====== PROVIDED DATA

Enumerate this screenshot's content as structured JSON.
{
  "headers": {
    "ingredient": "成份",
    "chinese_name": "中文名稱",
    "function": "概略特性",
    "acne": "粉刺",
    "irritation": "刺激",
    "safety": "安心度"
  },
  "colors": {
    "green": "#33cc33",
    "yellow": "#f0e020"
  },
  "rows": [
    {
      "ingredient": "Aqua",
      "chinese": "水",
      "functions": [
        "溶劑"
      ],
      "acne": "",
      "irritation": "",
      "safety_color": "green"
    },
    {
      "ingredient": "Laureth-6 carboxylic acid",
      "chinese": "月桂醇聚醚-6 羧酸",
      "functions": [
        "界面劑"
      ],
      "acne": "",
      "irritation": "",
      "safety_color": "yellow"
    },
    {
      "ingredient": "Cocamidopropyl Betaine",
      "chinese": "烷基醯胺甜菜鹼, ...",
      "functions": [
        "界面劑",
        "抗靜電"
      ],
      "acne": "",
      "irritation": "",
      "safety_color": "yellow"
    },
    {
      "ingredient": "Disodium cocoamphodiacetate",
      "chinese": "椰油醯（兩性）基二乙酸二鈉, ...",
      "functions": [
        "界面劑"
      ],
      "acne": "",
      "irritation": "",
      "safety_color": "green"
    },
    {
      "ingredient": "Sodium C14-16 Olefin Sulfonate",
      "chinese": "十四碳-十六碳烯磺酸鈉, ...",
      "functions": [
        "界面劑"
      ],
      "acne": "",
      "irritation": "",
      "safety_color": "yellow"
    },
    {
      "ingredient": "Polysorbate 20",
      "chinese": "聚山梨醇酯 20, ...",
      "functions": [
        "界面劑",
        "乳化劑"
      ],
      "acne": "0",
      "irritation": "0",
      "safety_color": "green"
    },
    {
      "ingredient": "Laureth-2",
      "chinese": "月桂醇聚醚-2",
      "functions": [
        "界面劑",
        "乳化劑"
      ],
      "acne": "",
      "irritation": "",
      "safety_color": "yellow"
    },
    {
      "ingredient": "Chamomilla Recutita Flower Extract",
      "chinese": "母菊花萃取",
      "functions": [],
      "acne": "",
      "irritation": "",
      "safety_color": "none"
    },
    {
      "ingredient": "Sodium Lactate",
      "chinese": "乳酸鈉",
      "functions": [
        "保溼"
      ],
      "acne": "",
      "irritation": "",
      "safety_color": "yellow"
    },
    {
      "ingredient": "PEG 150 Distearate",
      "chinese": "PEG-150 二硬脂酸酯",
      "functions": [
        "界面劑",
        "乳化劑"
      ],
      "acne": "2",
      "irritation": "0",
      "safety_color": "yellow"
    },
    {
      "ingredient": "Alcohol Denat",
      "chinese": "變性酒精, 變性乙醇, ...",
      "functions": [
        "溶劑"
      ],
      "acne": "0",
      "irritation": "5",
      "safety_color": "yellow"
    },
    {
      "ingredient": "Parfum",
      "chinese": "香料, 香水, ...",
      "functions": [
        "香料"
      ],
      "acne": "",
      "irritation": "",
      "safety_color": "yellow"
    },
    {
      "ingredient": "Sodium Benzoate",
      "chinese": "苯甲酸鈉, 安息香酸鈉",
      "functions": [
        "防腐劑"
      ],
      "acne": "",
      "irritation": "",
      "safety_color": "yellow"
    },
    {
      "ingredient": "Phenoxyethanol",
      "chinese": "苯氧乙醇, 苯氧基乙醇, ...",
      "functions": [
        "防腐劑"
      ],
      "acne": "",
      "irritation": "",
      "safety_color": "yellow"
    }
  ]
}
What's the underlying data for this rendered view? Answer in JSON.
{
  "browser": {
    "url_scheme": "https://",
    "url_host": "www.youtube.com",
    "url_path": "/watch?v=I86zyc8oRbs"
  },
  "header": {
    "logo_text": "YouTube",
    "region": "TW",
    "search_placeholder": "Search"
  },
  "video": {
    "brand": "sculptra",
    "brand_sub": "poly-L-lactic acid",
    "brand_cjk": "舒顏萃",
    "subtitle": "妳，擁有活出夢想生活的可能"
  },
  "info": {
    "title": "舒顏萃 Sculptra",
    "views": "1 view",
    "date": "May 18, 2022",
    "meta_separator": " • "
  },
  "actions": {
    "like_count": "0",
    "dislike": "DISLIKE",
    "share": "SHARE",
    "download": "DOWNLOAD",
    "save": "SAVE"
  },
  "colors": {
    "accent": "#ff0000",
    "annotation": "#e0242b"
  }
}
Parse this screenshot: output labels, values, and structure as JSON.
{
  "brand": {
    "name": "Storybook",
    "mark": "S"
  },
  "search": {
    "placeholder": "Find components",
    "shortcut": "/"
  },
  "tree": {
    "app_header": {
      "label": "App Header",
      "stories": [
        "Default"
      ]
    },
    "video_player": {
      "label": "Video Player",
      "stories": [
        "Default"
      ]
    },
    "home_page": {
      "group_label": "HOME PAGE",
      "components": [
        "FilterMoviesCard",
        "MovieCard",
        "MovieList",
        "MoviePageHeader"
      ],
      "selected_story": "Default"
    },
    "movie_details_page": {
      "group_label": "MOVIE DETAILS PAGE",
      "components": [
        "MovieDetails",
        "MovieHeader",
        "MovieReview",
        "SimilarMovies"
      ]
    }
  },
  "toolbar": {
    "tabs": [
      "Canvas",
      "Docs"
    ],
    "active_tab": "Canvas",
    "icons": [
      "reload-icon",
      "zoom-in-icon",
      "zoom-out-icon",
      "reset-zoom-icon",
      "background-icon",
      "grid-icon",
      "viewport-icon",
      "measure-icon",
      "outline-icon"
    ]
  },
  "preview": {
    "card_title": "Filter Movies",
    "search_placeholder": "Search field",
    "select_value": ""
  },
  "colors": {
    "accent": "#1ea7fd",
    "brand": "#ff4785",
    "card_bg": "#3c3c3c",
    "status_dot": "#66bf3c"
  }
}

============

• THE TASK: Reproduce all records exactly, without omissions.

• REPLY:
Enumerate this screenshot's content as structured JSON.
{
  "headers": {
    "ingredient": "成份",
    "chinese_name": "中文名稱",
    "function": "概略特性",
    "acne": "粉刺",
    "irritation": "刺激",
    "safety": "安心度"
  },
  "colors": {
    "green": "#33cc33",
    "yellow": "#f0e020"
  },
  "rows": [
    {
      "ingredient": "Aqua",
      "chinese": "水",
      "functions": [
        "溶劑"
      ],
      "acne": "",
      "irritation": "",
      "safety_color": "green"
    },
    {
      "ingredient": "Laureth-6 carboxylic acid",
      "chinese": "月桂醇聚醚-6 羧酸",
      "functions": [
        "界面劑"
      ],
      "acne": "",
      "irritation": "",
      "safety_color": "yellow"
    },
    {
      "ingredient": "Cocamidopropyl Betaine",
      "chinese": "烷基醯胺甜菜鹼, ...",
      "functions": [
        "界面劑",
        "抗靜電"
      ],
      "acne": "",
      "irritation": "",
      "safety_color": "yellow"
    },
    {
      "ingredient": "Disodium cocoamphodiacetate",
      "chinese": "椰油醯（兩性）基二乙酸二鈉, ...",
      "functions": [
        "界面劑"
      ],
      "acne": "",
      "irritation": "",
      "safety_color": "green"
    },
    {
      "ingredient": "Sodium C14-16 Olefin Sulfonate",
      "chinese": "十四碳-十六碳烯磺酸鈉, ...",
      "functions": [
        "界面劑"
      ],
      "acne": "",
      "irritation": "",
      "safety_color": "yellow"
    },
    {
      "ingredient": "Polysorbate 20",
      "chinese": "聚山梨醇酯 20, ...",
      "functions": [
        "界面劑",
        "乳化劑"
      ],
      "acne": "0",
      "irritation": "0",
      "safety_color": "green"
    },
    {
      "ingredient": "Laureth-2",
      "chinese": "月桂醇聚醚-2",
      "functions": [
        "界面劑",
        "乳化劑"
      ],
      "acne": "",
      "irritation": "",
      "safety_color": "yellow"
    },
    {
      "ingredient": "Chamomilla Recutita Flower Extract",
      "chinese": "母菊花萃取",
      "functions": [],
      "acne": "",
      "irritation": "",
      "safety_color": "none"
    },
    {
      "ingredient": "Sodium Lactate",
      "chinese": "乳酸鈉",
      "functions": [
        "保溼"
      ],
      "acne": "",
      "irritation": "",
      "safety_color": "yellow"
    },
    {
      "ingredient": "PEG 150 Distearate",
      "chinese": "PEG-150 二硬脂酸酯",
      "functions": [
        "界面劑",
        "乳化劑"
      ],
      "acne": "2",
      "irritation": "0",
      "safety_color": "yellow"
    },
    {
      "ingredient": "Alcohol Denat",
      "chinese": "變性酒精, 變性乙醇, ...",
      "functions": [
        "溶劑"
      ],
      "acne": "0",
      "irritation": "5",
      "safety_color": "yellow"
    },
    {
      "ingredient": "Parfum",
      "chinese": "香料, 香水, ...",
      "functions": [
        "香料"
      ],
      "acne": "",
      "irritation": "",
      "safety_color": "yellow"
    },
    {
      "ingredient": "Sodium Benzoate",
      "chinese": "苯甲酸鈉, 安息香酸鈉",
      "functions": [
        "防腐劑"
      ],
      "acne": "",
      "irritation": "",
      "safety_color": "yellow"
    },
    {
      "ingredient": "Phenoxyethanol",
      "chinese": "苯氧乙醇, 苯氧基乙醇, ...",
      "functions": [
        "防腐劑"
      ],
      "acne": "",
      "irritation": "",
      "safety_color": "yellow"
    }
  ]
}
What's the underlying data for this rendered view? Answer in JSON.
{
  "browser": {
    "url_scheme": "https://",
    "url_host": "www.youtube.com",
    "url_path": "/watch?v=I86zyc8oRbs"
  },
  "header": {
    "logo_text": "YouTube",
    "region": "TW",
    "search_placeholder": "Search"
  },
  "video": {
    "brand": "sculptra",
    "brand_sub": "poly-L-lactic acid",
    "brand_cjk": "舒顏萃",
    "subtitle": "妳，擁有活出夢想生活的可能"
  },
  "info": {
    "title": "舒顏萃 Sculptra",
    "views": "1 view",
    "date": "May 18, 2022",
    "meta_separator": " • "
  },
  "actions": {
    "like_count": "0",
    "dislike": "DISLIKE",
    "share": "SHARE",
    "download": "DOWNLOAD",
    "save": "SAVE"
  },
  "colors": {
    "accent": "#ff0000",
    "annotation": "#e0242b"
  }
}
Parse this screenshot: output labels, values, and structure as JSON.
{
  "brand": {
    "name": "Storybook",
    "mark": "S"
  },
  "search": {
    "placeholder": "Find components",
    "shortcut": "/"
  },
  "tree": {
    "app_header": {
      "label": "App Header",
      "stories": [
        "Default"
      ]
    },
    "video_player": {
      "label": "Video Player",
      "stories": [
        "Default"
      ]
    },
    "home_page": {
      "group_label": "HOME PAGE",
      "components": [
        "FilterMoviesCard",
        "MovieCard",
        "MovieList",
        "MoviePageHeader"
      ],
      "selected_story": "Default"
    },
    "movie_details_page": {
      "group_label": "MOVIE DETAILS PAGE",
      "components": [
        "MovieDetails",
        "MovieHeader",
        "MovieReview",
        "SimilarMovies"
      ]
    }
  },
  "toolbar": {
    "tabs": [
      "Canvas",
      "Docs"
    ],
    "active_tab": "Canvas",
    "icons": [
      "reload-icon",
      "zoom-in-icon",
      "zoom-out-icon",
      "reset-zoom-icon",
      "background-icon",
      "grid-icon",
      "viewport-icon",
      "measure-icon",
      "outline-icon"
    ]
  },
  "preview": {
    "card_title": "Filter Movies",
    "search_placeholder": "Search field",
    "select_value": ""
  },
  "colors": {
    "accent": "#1ea7fd",
    "brand": "#ff4785",
    "card_bg": "#3c3c3c",
    "status_dot": "#66bf3c"
  }
}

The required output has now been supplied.